Wednesday, August 16, 2023
Former Deputy President, Dr Phumzile Mlambo-Ngcuka, is convinced that there’s a special place in hell for women who do not support other women.
“I can tell you without fear of contradiction, there is a special place in hell for women who don’t support women!”
The bold assertion was recently received with chuckles, hand claps and no doubt a silent “Amen” from the participants attending a National School of Government (NSG) masterclass event.
The NSG is mandated with the responsibility of ensuring that public servants comply with the provisions of established legislation, regulations and systems, and can exercise proper discretion and innovation in solving routine and complex delivery problems.
At a time when the country is commemorating Women’s Month, Mlambo-Ngcuka said sisterhood is an important ingredient in the empowerment of women.
She said that often women are the ones who leave other women behind in society.
“So we depend on you to make sure that you pay particular attention to women in society…. Your empowerment is an empowerment of the rest of the women. Sisterhood has to be one of your biggest and most important priorities,” she declared.
Mlambo-Ngcuka called on women in the public service to support “other women that you see in the streets and everywhere in the country that need support from you.”
She also stressed the importance of paying attention to the country’s younger women.
“It has to kill us when we hear that children in Grade 4 who are 10 years old cannot read… finding a plan to rescue that rests on you.
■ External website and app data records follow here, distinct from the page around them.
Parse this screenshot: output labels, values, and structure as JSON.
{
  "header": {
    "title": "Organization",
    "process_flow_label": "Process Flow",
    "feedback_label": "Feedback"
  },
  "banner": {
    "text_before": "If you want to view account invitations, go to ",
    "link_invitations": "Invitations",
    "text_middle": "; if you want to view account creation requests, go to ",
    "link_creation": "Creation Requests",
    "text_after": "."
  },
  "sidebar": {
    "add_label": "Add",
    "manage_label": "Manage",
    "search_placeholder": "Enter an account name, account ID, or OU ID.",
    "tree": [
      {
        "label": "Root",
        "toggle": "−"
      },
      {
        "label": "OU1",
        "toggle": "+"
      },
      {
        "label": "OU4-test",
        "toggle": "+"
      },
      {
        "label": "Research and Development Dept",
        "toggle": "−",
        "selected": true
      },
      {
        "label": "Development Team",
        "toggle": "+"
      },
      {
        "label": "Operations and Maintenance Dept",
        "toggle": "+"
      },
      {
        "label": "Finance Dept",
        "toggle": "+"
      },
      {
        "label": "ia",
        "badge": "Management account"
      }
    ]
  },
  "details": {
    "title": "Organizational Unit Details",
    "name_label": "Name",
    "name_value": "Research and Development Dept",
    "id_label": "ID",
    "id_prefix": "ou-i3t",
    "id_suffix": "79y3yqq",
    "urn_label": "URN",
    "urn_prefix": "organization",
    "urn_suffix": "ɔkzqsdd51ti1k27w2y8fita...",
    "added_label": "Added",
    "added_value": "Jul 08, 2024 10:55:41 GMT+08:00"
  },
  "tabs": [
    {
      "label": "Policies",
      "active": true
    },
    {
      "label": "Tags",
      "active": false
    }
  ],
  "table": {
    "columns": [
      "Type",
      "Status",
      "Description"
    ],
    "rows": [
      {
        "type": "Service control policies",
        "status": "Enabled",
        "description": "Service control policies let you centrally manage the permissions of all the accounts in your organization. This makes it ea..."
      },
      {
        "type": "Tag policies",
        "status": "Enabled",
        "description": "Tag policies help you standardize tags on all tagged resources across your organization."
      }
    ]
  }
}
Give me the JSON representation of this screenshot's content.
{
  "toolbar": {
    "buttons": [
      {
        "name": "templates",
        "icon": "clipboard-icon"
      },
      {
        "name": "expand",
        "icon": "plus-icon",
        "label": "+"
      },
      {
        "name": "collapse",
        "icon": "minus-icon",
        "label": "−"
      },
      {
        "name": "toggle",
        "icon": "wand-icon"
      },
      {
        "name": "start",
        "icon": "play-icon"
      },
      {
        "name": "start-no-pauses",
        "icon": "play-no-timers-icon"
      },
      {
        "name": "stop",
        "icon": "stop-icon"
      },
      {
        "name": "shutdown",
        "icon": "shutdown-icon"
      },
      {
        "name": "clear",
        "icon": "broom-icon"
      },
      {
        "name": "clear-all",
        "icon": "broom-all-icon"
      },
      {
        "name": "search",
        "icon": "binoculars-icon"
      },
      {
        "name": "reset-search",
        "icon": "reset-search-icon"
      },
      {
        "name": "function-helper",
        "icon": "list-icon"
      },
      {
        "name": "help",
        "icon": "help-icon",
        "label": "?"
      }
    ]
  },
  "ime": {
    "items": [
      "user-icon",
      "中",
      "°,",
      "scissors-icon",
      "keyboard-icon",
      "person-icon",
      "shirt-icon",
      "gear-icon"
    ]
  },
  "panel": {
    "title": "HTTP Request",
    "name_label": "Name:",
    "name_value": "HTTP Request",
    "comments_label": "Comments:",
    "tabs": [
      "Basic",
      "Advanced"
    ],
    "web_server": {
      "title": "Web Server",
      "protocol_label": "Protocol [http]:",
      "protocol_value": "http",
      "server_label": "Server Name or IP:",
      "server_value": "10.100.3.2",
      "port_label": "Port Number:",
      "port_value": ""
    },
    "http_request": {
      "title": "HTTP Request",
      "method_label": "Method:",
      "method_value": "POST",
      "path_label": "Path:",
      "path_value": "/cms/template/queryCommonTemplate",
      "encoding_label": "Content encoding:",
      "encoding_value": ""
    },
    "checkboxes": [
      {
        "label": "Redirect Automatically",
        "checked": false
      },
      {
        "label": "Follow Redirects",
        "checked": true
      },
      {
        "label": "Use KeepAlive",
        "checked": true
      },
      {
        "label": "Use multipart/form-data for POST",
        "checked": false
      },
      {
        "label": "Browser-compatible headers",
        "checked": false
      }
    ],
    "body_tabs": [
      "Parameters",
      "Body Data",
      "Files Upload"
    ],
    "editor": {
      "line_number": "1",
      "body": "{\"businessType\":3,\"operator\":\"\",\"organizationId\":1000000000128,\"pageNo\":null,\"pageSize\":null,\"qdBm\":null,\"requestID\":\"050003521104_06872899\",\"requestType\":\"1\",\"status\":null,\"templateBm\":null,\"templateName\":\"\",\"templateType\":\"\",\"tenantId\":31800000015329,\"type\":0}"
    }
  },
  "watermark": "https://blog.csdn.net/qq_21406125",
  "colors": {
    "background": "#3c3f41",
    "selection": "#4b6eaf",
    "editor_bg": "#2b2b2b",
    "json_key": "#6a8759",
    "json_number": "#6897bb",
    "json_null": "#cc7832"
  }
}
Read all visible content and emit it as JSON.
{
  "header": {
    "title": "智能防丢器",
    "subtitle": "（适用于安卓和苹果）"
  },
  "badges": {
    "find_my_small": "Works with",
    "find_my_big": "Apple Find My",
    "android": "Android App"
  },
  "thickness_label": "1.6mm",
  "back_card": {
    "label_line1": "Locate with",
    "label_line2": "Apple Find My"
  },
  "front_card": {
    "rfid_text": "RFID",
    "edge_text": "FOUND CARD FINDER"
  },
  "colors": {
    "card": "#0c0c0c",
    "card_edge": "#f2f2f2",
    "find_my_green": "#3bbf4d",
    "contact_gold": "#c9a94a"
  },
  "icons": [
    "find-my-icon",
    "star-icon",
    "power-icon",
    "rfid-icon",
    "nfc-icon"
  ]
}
This is where you show that you care about other women if we hear that girls in schools are getting pregnant … how do I use my advantage of being in the leadership of the public service to intervene in order to make sure that we address this?”
The former Deputy President was referring to the Progress in International Reading Literacy Study, which has shown that many Grade 4 pupils cannot read for meaning, something which government has committed to resolve.
Cabinet has called on South Africans to use Women’s Month which is commemorated annually in August, not only to honour women who fought for the country’s freedom, but also to play their part in building a society that supports women empowerment and guarantees the safety of women and children.
This year, Women’s Month is being commemorated under the theme: “Accelerating socio-economic opportunities for empowerment of women” to pay tribute to the more than 20 000 women who marched to the Union Buildings in 1956 to protest against the oppressive pass laws of the apartheid government.
The former chair of Parliament’s Public Service Committee reflected on working with the then Public Service and Administration Minister, Zola Skweyiya. The committee worked with the Minister in reconfiguring the new public service after following the dawn of democracy in 1994.
Government at the time came up with the Batho Pele policy of which September 2022 marked 25 years since South Africa adopted the Batho Pele (putting people first) Principles and the White Paper on Transforming Public Service Delivery.
Batho Pele is an inclusive concept that refers to all government policies, strategies and programmes aimed at transforming public service delivery.
She recalled how Skweyiya was “very emphatic” that the policy must reflect “equity in the system so that the citizen that is least served … who always falls between the cracks must feel thatgovernment sees them.
“And obviously women were high on that agenda. We wanted Batho Pele to address the issue of gender representation in the civil service but also the civil servant sensitivity about the gender discrimination of women in the society they are employed to serve,” she explained.
While women have gone on to attain much over the years, Mlambo-Ngcuka said the achievements of women must be celebrated and to “never forget the work that still awaits us.”
“Our work is not yet done – there is still much more that we still need to do,” said the former Executive Director of United Nations Women.
Mlambo-Ngcuka referred to the strides made by the SPAR Proteas netball women’s team and Banyana Banyana who made the country proud at their respective World Cup tournaments recently.
Having served the public service in various roles including that of Minister of Minerals and Energy, she stressed the sector’s importance saying it is the “backbone of government”. She highlighted that while women were continuing to break barriers, they should also mentor others.
“Because there is no point if we are breaking the glass ceiling for yourselves when you’re not doing anything for the rest of society. We have to do these things simultaneously.”
“… So lifting as you climb has to be your mantra and the nice thing about mentorship is that it’s not hard, it has to come from here,” she said as she pointed towards her heart.
In his Women’s Day address, President Cyril Ramaphosa encouraged all sectors of society to advance and improve the lives of the women and girls of South Africa.
“We must mobilise all of society to support the women of our country on their road to empowerment and the improvement of their lives. As government, we are irrevocably committed to continuing the process of advancing and improving the lives of the women and girls of South Africa,” he said.
While it is said that a woman’s work is never done, we all can lend a hand in ensuring that hell freezes over to advance the interests of all women. –SAnews